== What you need to do ==
Copy out each record that follows exactly, and omit any picture you find.

________________________

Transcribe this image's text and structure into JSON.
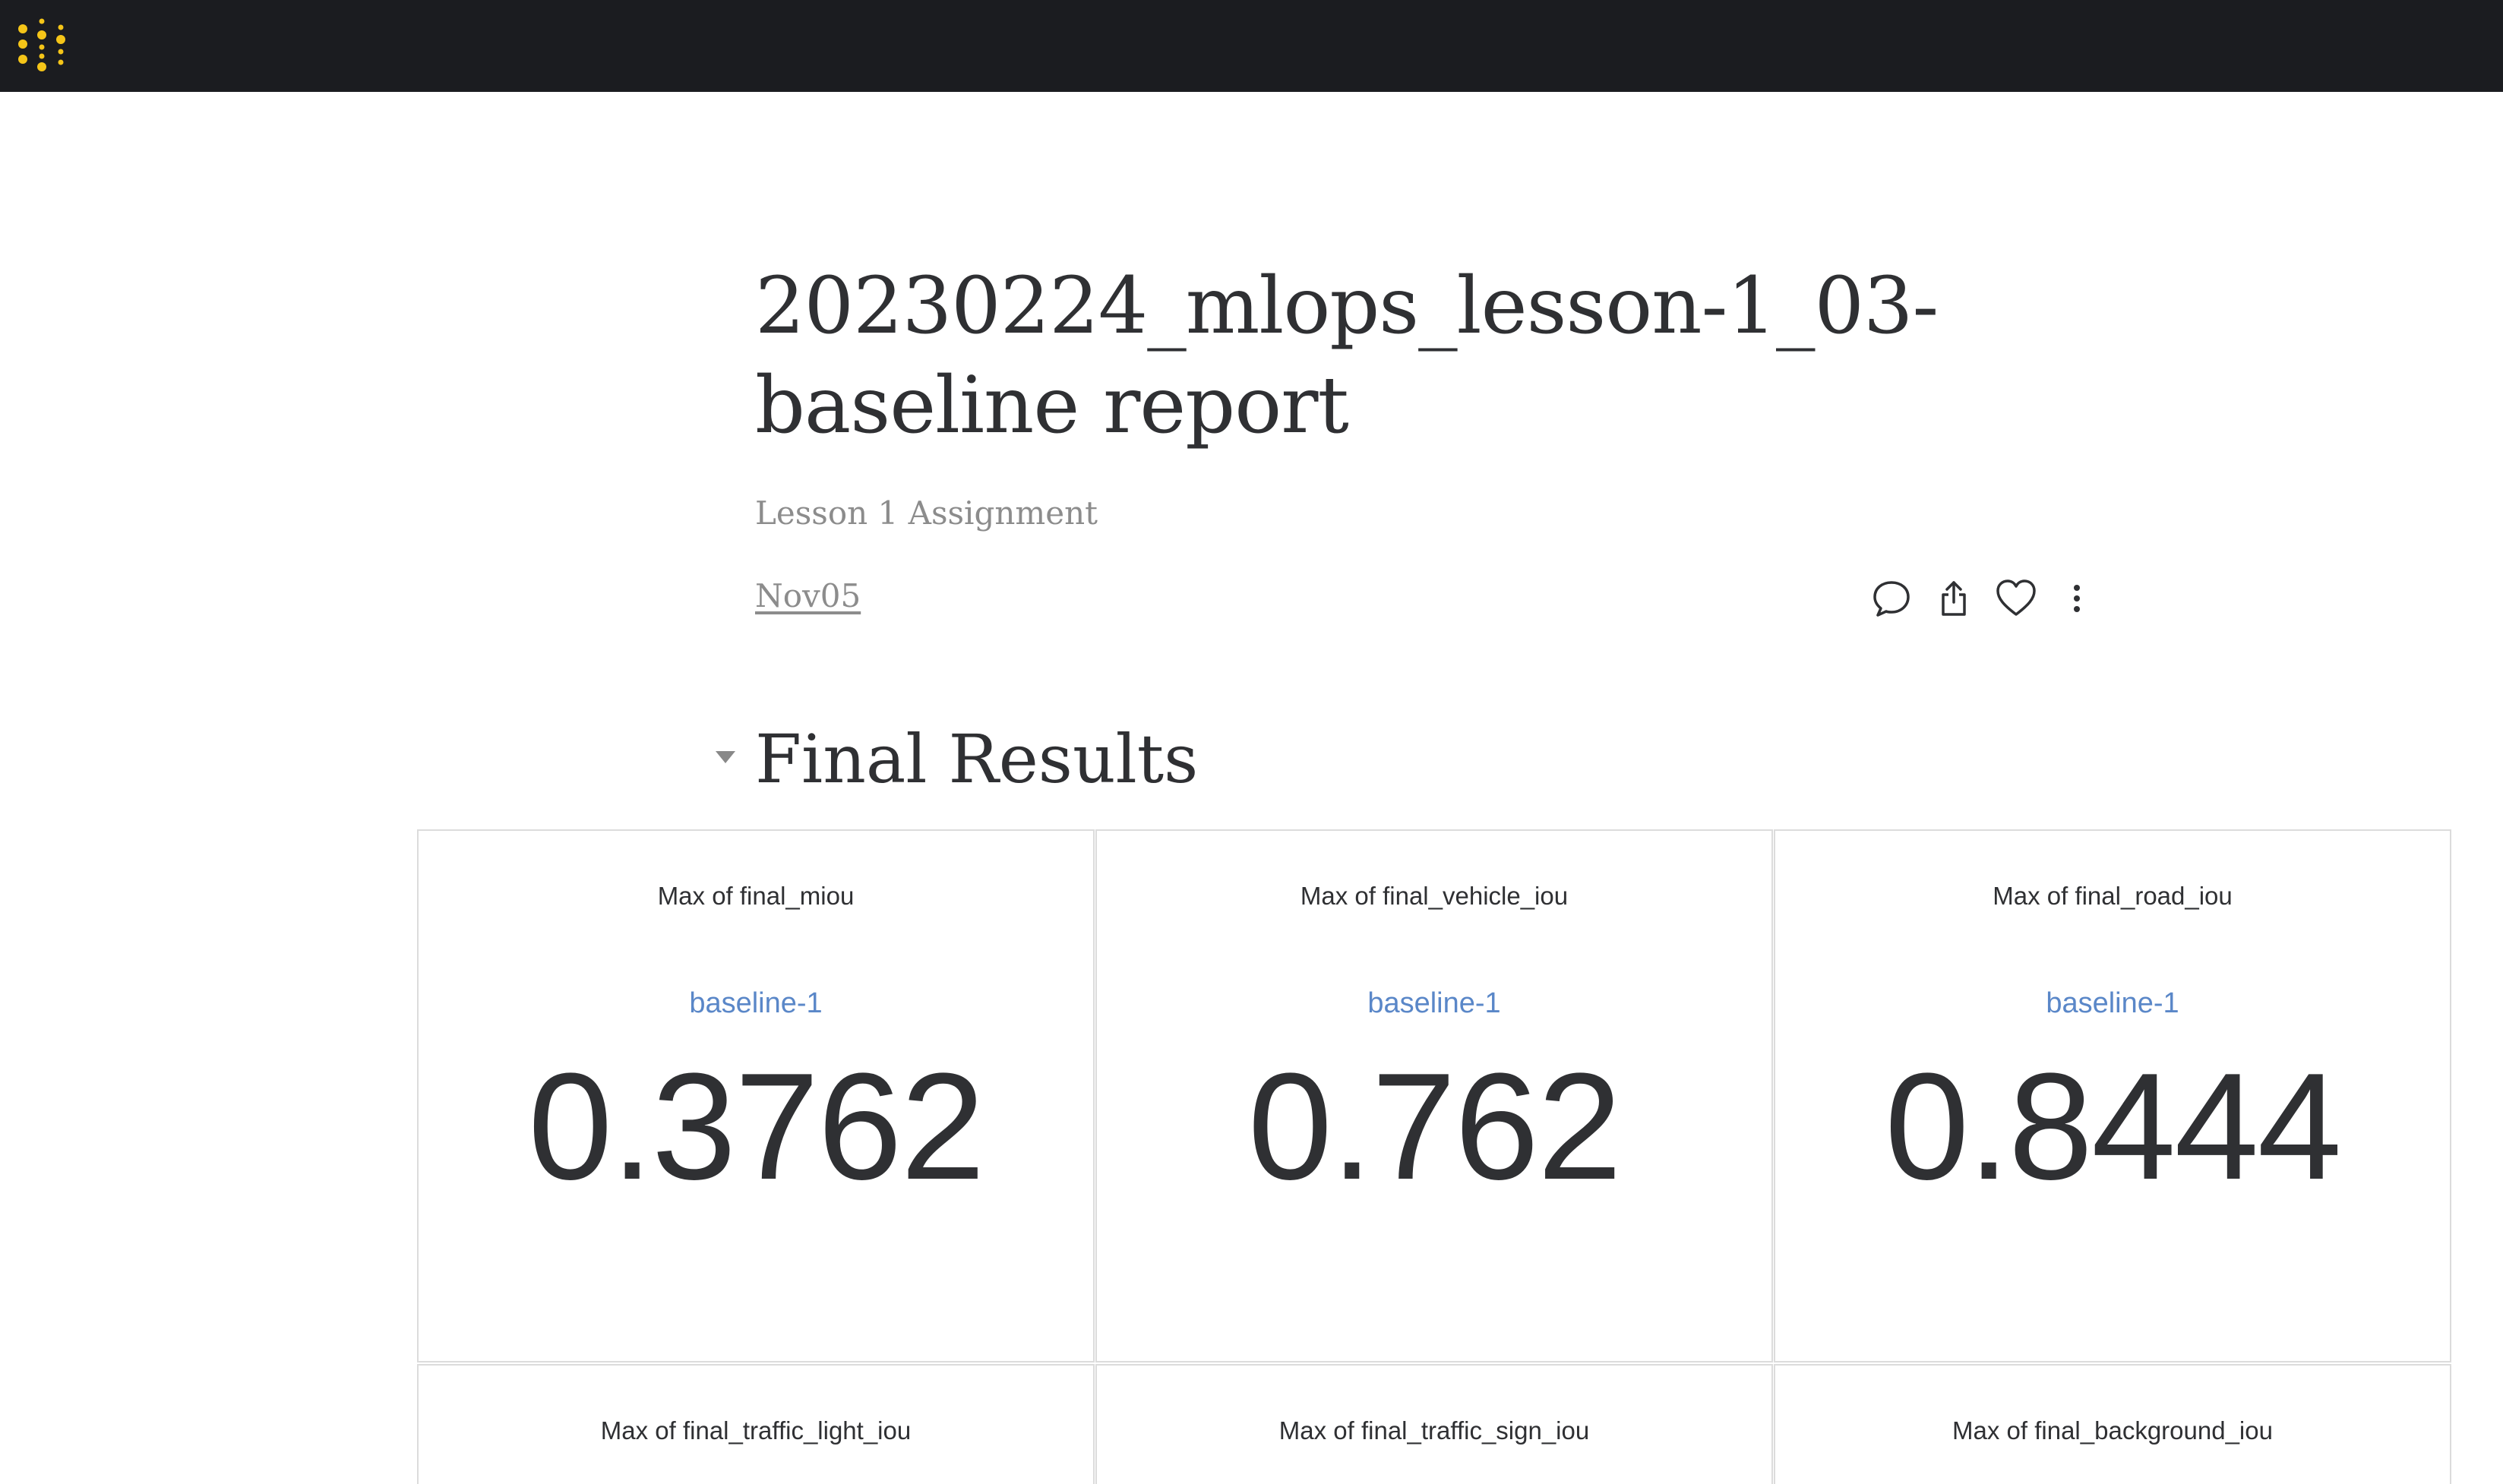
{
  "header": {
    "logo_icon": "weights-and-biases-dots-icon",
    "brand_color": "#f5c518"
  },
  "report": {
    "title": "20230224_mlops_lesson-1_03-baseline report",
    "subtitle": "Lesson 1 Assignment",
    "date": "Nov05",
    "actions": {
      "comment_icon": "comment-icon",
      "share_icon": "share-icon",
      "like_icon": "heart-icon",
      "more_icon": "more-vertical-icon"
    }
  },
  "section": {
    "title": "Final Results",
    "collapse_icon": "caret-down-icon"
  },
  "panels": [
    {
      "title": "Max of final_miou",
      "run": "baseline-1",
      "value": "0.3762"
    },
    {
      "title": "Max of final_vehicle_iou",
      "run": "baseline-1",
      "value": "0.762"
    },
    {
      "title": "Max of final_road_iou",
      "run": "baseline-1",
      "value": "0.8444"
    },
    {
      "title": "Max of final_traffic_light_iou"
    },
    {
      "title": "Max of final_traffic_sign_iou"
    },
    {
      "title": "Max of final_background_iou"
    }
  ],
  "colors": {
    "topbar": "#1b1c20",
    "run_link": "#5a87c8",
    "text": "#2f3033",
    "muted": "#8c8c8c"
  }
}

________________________

== Output below ==
Transcribe this image's text and structure into JSON.
{
  "header": {
    "logo_icon": "weights-and-biases-dots-icon",
    "brand_color": "#f5c518"
  },
  "report": {
    "title": "20230224_mlops_lesson-1_03-baseline report",
    "subtitle": "Lesson 1 Assignment",
    "date": "Nov05",
    "actions": {
      "comment_icon": "comment-icon",
      "share_icon": "share-icon",
      "like_icon": "heart-icon",
      "more_icon": "more-vertical-icon"
    }
  },
  "section": {
    "title": "Final Results",
    "collapse_icon": "caret-down-icon"
  },
  "panels": [
    {
      "title": "Max of final_miou",
      "run": "baseline-1",
      "value": "0.3762"
    },
    {
      "title": "Max of final_vehicle_iou",
      "run": "baseline-1",
      "value": "0.762"
    },
    {
      "title": "Max of final_road_iou",
      "run": "baseline-1",
      "value": "0.8444"
    },
    {
      "title": "Max of final_traffic_light_iou"
    },
    {
      "title": "Max of final_traffic_sign_iou"
    },
    {
      "title": "Max of final_background_iou"
    }
  ],
  "colors": {
    "topbar": "#1b1c20",
    "run_link": "#5a87c8",
    "text": "#2f3033",
    "muted": "#8c8c8c"
  }
}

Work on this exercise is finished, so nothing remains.